Showing posts from November, 2015
- Other Apps
The Archbishop of Armagh, Richard Clarke, and Archbishop of Dublin have spoken out on climate change by releasing a joint letter with other faith leaders in Ireland which was published in the Irish Times and Belfast Telegraph on 25th September. "The collective sacred texts of all faiths speak of caring for the Earth. We, as representatives of diverse faiths on the island of Ireland, call for a new dialogue at all levels of society on the threat of climate change to the Earth, our common home, and to our aspirations for a just society. Climate change is one of the most serious challenges facing our human family. Current impacts are already too much for poor countries to bear. In rich and poor countries alike, women and men living in poverty are most vulnerable to the impacts of increasingly unpredictable weather and more intense storms, floods and drought. The opportunity to limit further warming to relatively safer levels and avoid even more devastating impacts will so

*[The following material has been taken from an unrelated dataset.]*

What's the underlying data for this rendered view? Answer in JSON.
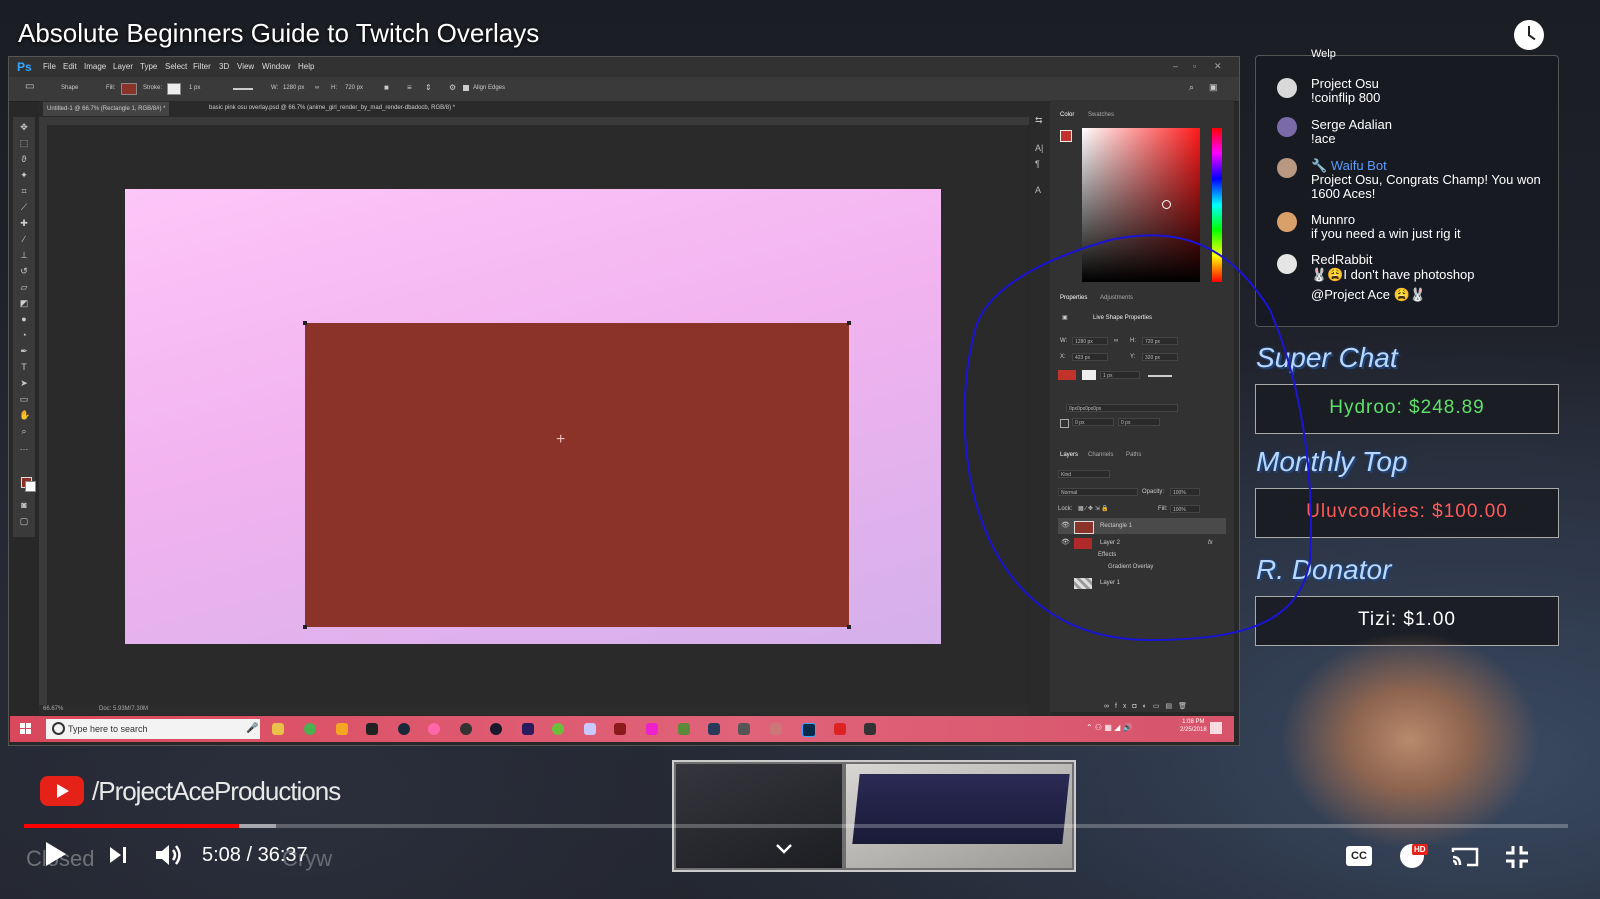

- Other Apps
Bishop Patrick Rooke spoke passionately about his concerns over climate change at the Tuam, Killala and Achonry Diocesan synod on 25 September 2015. Bishop Patrick said, During the [Church of England] debate at the July Synod in York, climate change was described as ‘the big issue’, and as a spiritual problem to which there is a moral imperative to act. ‘Synod was told; ‘there is no Planet B’. I intend therefore to set up a group to look at this whole area and to present us with a Diocesan Charter for honouring creation." It is good to see a Church of Ireland Bishop speak out and take action about one of the most important issue of our day.